Methylthioninium (MT) is a tau aggregation inhibitor with therapeutic potential in Alzheimer's disease (AD). MT exists in equilibrium between reduced (leuco-methylthioninium, LMT) and oxidized (MT+) forms; as the chloride salt (MTC, "methylene blue"), it is stabilized in its MT+ form. While the results of a phase 2 study of MTC in 321 mild/moderate AD subjects identified a 138 mg MT/day dose as the minimum effective dose on cognitive and imaging endpoints, further clinical development of MT was delayed pending resolution of the unexpected lack of efficacy of the 228 mg MT/day dose. We hypothesized that the failure of dose-response may depend on differences in dissolution in simulated gastric and intestinal fluids of the 100 mg MTC capsules used in the trial to deliver the 228 mg dose. Furthermore, such differences may reflect previously unsuspected differences in redox processing of MT at different levels in the gut. The synthesis of a novel chemical entity, LMTX® (providing LMT in a stable anhydrous crystalline form), has enabled a systematic comparison of the pharmacokinetic properties of MTC and LMTX® in preclinical and clinical studies. The quantity of MT released in water or gastric fluid within 60 minutes proved in retrospect to be an important determinant of clinical efficacy. A further factor was a dose-dependent limitation in the ability to absorb MT in the presence of food when delivered, as MTC, in the MT+ form. A model is presented to account for the complexity of MT absorption and which may have relevance to other similar redox molecules.
|Number of pages||9|
|Journal||Journal of Pharmacology and Experimental Therapeutics|

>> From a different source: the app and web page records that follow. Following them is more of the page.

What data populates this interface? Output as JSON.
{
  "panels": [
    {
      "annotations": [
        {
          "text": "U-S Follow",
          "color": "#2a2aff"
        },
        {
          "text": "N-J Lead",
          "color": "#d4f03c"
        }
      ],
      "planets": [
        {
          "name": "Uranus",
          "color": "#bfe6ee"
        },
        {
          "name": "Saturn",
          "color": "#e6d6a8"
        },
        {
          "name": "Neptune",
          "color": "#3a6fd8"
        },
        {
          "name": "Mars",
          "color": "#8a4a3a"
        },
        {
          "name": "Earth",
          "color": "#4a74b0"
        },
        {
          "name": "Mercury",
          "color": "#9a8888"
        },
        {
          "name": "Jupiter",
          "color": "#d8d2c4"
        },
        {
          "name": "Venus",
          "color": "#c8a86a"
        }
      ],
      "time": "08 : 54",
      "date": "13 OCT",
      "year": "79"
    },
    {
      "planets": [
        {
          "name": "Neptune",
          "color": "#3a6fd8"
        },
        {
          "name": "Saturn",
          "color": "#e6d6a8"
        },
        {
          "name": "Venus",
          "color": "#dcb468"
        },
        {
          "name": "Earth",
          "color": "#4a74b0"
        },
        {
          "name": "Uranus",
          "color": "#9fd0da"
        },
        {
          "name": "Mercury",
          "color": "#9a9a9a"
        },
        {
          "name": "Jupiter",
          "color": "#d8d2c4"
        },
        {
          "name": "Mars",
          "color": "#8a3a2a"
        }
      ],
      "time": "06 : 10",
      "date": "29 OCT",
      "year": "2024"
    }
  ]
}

|Early online date||15 Oct 2014|
|Publication status||Published - Jan 2015|
- Alzheimers Disease
- reactive oxygen species (ROS)